_Task item_: The response must restate all of the data word for word.

(Saved data entries)
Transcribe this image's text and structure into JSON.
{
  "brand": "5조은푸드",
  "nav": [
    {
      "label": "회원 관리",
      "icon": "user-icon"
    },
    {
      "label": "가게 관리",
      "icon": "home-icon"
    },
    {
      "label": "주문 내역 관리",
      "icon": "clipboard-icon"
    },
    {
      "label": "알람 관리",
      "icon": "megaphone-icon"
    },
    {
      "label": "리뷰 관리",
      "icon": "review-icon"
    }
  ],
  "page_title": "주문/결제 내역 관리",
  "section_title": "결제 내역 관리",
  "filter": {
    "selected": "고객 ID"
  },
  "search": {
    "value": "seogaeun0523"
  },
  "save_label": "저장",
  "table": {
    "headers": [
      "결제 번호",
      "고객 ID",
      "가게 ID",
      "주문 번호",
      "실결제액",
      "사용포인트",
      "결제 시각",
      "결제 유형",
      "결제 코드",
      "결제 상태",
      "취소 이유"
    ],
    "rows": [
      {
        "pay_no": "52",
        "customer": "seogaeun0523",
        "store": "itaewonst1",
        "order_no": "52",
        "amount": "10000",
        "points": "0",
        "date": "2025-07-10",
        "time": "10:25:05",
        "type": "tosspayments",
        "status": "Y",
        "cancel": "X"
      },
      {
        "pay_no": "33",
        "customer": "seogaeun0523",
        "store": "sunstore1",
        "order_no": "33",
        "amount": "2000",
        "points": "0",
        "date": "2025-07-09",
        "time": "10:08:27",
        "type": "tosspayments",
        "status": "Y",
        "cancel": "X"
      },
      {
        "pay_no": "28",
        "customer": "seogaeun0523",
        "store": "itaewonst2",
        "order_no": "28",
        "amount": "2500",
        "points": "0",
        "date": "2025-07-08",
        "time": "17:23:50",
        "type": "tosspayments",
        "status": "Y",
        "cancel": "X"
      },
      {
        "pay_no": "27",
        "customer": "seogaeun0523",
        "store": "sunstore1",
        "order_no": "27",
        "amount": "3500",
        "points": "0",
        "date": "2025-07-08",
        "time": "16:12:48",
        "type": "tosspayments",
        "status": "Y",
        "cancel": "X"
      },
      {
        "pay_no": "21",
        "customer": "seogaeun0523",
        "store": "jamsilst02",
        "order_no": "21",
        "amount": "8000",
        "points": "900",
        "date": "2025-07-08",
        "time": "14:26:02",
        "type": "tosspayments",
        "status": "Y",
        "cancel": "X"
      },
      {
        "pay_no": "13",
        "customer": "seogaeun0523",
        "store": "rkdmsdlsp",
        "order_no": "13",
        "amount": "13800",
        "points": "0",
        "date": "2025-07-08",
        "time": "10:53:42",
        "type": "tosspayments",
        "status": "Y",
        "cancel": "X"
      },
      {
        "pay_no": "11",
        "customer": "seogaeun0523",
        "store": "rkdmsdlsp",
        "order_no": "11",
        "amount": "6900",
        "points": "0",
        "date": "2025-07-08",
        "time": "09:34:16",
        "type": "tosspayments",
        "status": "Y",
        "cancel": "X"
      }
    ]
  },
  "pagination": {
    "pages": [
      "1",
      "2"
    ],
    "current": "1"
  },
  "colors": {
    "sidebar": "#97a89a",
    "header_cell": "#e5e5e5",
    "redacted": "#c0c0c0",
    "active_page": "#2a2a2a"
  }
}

_Solution below_:
Transcribe this image's text and structure into JSON.
{
  "brand": "5조은푸드",
  "nav": [
    {
      "label": "회원 관리",
      "icon": "user-icon"
    },
    {
      "label": "가게 관리",
      "icon": "home-icon"
    },
    {
      "label": "주문 내역 관리",
      "icon": "clipboard-icon"
    },
    {
      "label": "알람 관리",
      "icon": "megaphone-icon"
    },
    {
      "label": "리뷰 관리",
      "icon": "review-icon"
    }
  ],
  "page_title": "주문/결제 내역 관리",
  "section_title": "결제 내역 관리",
  "filter": {
    "selected": "고객 ID"
  },
  "search": {
    "value": "seogaeun0523"
  },
  "save_label": "저장",
  "table": {
    "headers": [
      "결제 번호",
      "고객 ID",
      "가게 ID",
      "주문 번호",
      "실결제액",
      "사용포인트",
      "결제 시각",
      "결제 유형",
      "결제 코드",
      "결제 상태",
      "취소 이유"
    ],
    "rows": [
      {
        "pay_no": "52",
        "customer": "seogaeun0523",
        "store": "itaewonst1",
        "order_no": "52",
        "amount": "10000",
        "points": "0",
        "date": "2025-07-10",
        "time": "10:25:05",
        "type": "tosspayments",
        "status": "Y",
        "cancel": "X"
      },
      {
        "pay_no": "33",
        "customer": "seogaeun0523",
        "store": "sunstore1",
        "order_no": "33",
        "amount": "2000",
        "points": "0",
        "date": "2025-07-09",
        "time": "10:08:27",
        "type": "tosspayments",
        "status": "Y",
        "cancel": "X"
      },
      {
        "pay_no": "28",
        "customer": "seogaeun0523",
        "store": "itaewonst2",
        "order_no": "28",
        "amount": "2500",
        "points": "0",
        "date": "2025-07-08",
        "time": "17:23:50",
        "type": "tosspayments",
        "status": "Y",
        "cancel": "X"
      },
      {
        "pay_no": "27",
        "customer": "seogaeun0523",
        "store": "sunstore1",
        "order_no": "27",
        "amount": "3500",
        "points": "0",
        "date": "2025-07-08",
        "time": "16:12:48",
        "type": "tosspayments",
        "status": "Y",
        "cancel": "X"
      },
      {
        "pay_no": "21",
        "customer": "seogaeun0523",
        "store": "jamsilst02",
        "order_no": "21",
        "amount": "8000",
        "points": "900",
        "date": "2025-07-08",
        "time": "14:26:02",
        "type": "tosspayments",
        "status": "Y",
        "cancel": "X"
      },
      {
        "pay_no": "13",
        "customer": "seogaeun0523",
        "store": "rkdmsdlsp",
        "order_no": "13",
        "amount": "13800",
        "points": "0",
        "date": "2025-07-08",
        "time": "10:53:42",
        "type": "tosspayments",
        "status": "Y",
        "cancel": "X"
      },
      {
        "pay_no": "11",
        "customer": "seogaeun0523",
        "store": "rkdmsdlsp",
        "order_no": "11",
        "amount": "6900",
        "points": "0",
        "date": "2025-07-08",
        "time": "09:34:16",
        "type": "tosspayments",
        "status": "Y",
        "cancel": "X"
      }
    ]
  },
  "pagination": {
    "pages": [
      "1",
      "2"
    ],
    "current": "1"
  },
  "colors": {
    "sidebar": "#97a89a",
    "header_cell": "#e5e5e5",
    "redacted": "#c0c0c0",
    "active_page": "#2a2a2a"
  }
}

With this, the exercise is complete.